Whenever a line of the data below holds the string "group", copy that line.

Excerpts from an interface dataset:
»»

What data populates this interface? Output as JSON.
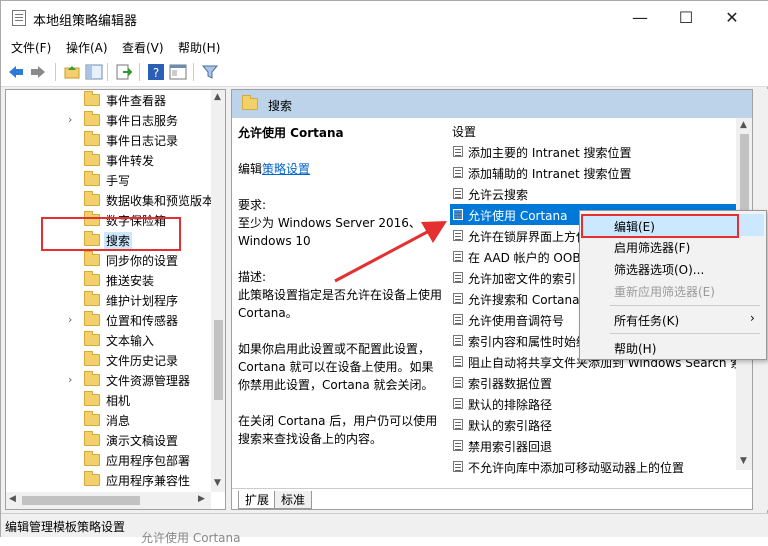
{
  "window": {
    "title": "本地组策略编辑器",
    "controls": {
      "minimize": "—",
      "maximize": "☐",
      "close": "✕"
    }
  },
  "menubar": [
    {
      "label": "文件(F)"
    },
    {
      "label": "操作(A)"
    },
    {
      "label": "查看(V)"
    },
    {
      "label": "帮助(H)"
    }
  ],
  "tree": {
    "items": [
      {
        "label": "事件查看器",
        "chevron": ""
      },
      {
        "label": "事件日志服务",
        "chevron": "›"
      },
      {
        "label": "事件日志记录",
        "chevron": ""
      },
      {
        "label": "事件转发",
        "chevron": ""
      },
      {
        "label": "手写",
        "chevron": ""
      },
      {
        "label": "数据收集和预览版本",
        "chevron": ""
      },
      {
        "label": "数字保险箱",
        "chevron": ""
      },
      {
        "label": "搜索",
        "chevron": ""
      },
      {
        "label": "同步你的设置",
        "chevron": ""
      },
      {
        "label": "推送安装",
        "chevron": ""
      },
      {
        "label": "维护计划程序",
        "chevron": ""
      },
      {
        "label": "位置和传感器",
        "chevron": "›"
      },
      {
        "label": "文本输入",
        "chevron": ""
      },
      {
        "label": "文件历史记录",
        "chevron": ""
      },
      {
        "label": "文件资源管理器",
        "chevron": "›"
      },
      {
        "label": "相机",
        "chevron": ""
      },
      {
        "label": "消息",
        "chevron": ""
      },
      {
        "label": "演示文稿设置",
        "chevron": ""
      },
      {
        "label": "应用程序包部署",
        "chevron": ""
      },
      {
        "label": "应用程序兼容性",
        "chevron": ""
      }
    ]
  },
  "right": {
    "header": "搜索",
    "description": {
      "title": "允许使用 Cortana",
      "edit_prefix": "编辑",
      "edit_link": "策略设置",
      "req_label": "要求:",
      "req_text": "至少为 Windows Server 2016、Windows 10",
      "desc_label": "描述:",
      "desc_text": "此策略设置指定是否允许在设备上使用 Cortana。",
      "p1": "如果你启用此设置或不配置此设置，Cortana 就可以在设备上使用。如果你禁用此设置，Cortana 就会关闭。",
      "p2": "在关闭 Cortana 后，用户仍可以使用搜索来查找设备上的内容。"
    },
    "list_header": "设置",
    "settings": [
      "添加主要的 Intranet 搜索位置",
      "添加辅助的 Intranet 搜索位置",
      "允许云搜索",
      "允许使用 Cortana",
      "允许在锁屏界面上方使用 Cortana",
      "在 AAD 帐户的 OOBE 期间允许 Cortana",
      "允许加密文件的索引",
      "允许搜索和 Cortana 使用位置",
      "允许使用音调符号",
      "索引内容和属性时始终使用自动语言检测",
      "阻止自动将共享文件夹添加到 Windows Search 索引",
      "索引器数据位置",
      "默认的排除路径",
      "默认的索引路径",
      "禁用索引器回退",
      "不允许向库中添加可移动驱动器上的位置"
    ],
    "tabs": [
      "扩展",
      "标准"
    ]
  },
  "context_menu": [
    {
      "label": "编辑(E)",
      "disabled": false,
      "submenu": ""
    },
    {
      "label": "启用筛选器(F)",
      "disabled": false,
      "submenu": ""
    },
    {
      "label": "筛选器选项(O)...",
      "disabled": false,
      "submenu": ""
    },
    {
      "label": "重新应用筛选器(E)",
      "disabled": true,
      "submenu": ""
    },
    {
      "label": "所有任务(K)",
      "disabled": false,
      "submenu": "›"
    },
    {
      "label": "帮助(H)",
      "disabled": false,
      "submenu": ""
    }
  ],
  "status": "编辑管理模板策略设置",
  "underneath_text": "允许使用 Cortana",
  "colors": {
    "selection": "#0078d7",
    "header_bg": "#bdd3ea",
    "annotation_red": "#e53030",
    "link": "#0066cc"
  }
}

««
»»

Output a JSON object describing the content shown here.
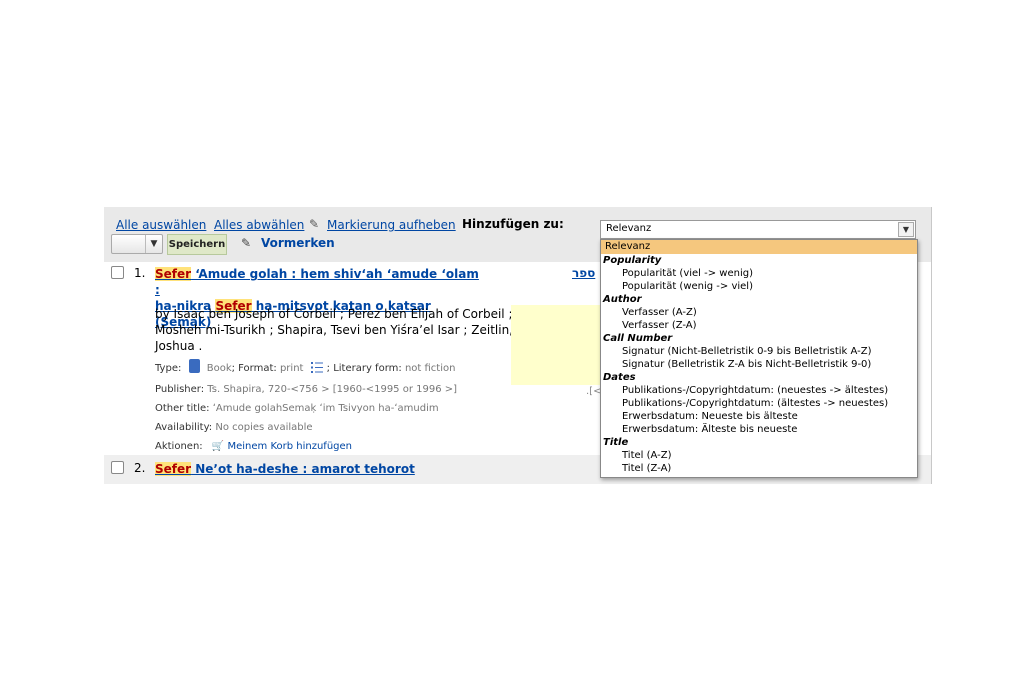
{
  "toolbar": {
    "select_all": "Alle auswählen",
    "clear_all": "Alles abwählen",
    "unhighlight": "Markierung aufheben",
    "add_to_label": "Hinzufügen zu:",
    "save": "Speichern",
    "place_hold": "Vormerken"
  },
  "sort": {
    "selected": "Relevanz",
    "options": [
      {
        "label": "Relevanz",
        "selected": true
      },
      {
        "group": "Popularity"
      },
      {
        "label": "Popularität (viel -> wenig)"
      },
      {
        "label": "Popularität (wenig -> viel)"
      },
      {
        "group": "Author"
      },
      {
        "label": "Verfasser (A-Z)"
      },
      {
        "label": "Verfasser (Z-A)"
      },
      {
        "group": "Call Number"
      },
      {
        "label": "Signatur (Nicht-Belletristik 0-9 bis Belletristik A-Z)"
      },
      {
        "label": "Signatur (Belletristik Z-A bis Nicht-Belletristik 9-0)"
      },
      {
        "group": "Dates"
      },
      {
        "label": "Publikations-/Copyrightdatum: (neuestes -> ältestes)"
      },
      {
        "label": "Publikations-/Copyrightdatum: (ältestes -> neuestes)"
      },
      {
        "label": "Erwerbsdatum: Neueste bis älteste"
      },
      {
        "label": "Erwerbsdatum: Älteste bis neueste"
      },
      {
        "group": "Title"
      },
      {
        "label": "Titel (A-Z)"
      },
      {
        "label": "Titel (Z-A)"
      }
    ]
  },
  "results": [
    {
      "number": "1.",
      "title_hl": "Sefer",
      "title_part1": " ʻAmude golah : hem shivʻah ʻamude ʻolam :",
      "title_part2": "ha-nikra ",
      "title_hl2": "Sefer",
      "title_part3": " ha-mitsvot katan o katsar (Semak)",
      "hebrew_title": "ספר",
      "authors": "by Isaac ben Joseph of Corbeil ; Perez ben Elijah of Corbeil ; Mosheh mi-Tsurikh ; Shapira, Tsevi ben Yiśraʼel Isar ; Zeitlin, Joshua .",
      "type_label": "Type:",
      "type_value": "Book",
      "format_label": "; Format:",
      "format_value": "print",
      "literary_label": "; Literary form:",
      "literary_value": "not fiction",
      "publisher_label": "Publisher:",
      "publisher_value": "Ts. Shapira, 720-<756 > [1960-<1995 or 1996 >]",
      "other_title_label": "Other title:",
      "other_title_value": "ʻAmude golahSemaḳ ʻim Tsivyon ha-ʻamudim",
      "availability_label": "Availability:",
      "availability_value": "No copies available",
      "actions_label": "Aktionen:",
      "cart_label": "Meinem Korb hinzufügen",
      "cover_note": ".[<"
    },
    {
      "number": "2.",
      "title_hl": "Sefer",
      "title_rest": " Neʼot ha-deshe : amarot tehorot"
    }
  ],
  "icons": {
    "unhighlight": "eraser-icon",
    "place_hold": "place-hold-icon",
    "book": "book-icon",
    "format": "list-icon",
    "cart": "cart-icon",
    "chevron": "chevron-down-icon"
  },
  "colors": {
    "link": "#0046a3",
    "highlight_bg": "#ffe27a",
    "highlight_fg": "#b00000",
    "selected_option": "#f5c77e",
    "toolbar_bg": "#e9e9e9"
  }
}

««

Solved exercise:
        "group": "Popularity"
        "group": "Author"
        "group": "Call Number"
        "group": "Dates"
        "group": "Title"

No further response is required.